* _Exercise goal_:
Could you copy every line of the data that contains the word "chevron"?

Items from an interface collection:
□ □ □

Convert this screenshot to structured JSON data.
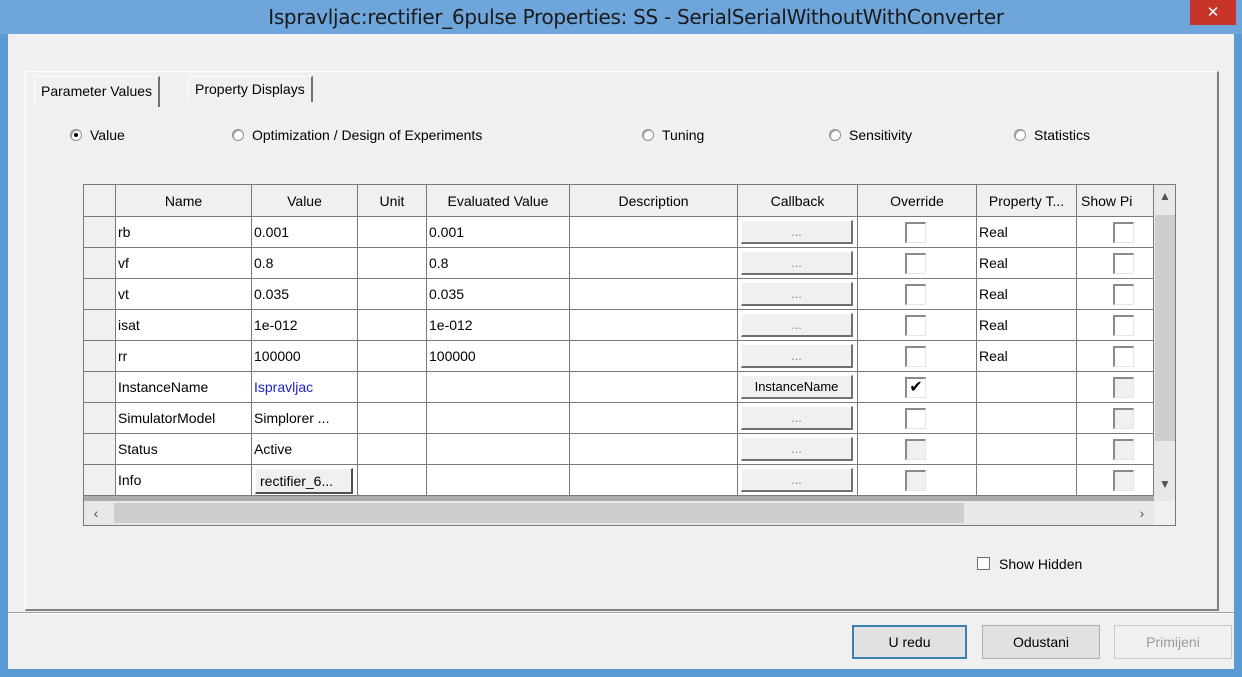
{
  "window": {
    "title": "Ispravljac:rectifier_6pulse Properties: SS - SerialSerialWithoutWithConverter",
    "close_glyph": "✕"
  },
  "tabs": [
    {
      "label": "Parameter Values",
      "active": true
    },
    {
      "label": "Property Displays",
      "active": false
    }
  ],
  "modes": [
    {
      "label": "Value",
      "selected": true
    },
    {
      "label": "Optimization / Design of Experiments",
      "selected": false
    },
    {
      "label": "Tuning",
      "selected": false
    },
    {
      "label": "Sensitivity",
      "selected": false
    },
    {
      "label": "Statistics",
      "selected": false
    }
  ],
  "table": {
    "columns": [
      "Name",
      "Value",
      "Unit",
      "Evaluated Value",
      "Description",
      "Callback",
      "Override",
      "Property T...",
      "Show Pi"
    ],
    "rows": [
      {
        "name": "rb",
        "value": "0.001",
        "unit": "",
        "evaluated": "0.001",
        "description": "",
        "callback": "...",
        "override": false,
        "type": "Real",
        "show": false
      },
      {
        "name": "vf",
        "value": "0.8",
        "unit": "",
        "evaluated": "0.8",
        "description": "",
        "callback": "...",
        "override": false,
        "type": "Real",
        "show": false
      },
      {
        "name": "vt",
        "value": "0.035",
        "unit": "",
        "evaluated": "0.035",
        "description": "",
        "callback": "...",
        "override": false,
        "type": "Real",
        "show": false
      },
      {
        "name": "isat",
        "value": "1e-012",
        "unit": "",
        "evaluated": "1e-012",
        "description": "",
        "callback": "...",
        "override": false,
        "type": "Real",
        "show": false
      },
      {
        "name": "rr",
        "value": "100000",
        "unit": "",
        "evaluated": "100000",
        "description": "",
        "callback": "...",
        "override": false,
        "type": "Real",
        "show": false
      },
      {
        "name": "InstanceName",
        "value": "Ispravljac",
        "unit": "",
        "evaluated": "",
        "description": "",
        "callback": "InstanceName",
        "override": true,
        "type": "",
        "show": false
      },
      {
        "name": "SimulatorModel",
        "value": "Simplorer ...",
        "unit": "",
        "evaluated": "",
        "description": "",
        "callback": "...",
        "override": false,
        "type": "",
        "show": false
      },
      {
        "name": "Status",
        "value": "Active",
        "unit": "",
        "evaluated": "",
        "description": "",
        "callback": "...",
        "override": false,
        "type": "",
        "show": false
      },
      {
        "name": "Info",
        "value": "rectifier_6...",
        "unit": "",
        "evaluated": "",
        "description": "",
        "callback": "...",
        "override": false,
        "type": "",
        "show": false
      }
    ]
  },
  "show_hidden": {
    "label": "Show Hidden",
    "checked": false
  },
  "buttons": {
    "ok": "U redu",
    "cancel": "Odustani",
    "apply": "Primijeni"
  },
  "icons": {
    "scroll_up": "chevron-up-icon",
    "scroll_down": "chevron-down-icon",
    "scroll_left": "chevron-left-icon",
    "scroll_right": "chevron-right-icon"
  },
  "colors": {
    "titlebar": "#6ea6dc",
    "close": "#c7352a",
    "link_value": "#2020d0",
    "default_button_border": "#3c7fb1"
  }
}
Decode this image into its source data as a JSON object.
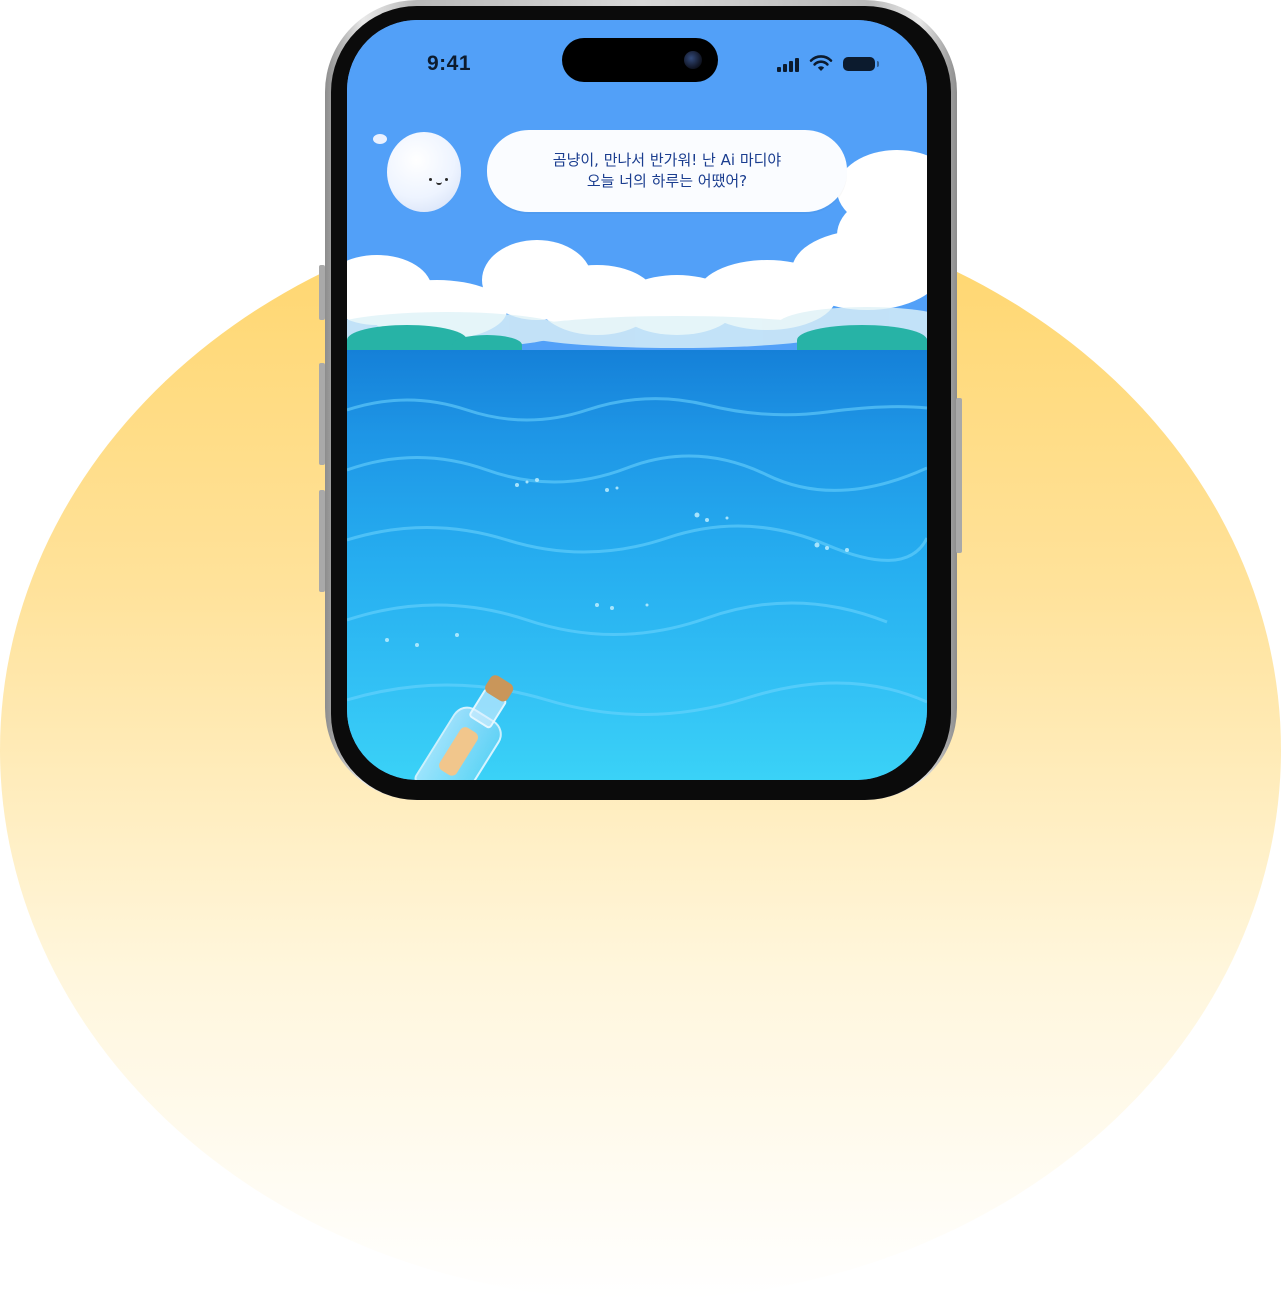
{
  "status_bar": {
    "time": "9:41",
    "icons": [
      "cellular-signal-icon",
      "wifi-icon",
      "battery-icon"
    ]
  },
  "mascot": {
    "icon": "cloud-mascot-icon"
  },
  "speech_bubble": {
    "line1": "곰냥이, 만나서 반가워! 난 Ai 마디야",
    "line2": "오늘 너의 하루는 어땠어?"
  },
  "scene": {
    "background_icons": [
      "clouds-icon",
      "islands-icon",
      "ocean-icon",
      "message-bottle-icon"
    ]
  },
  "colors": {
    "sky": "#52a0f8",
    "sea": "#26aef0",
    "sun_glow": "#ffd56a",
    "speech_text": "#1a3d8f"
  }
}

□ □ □

* _Solution to the exercise_:
    "scroll_up": "chevron-up-icon",
    "scroll_down": "chevron-down-icon",
    "scroll_left": "chevron-left-icon",
    "scroll_right": "chevron-right-icon"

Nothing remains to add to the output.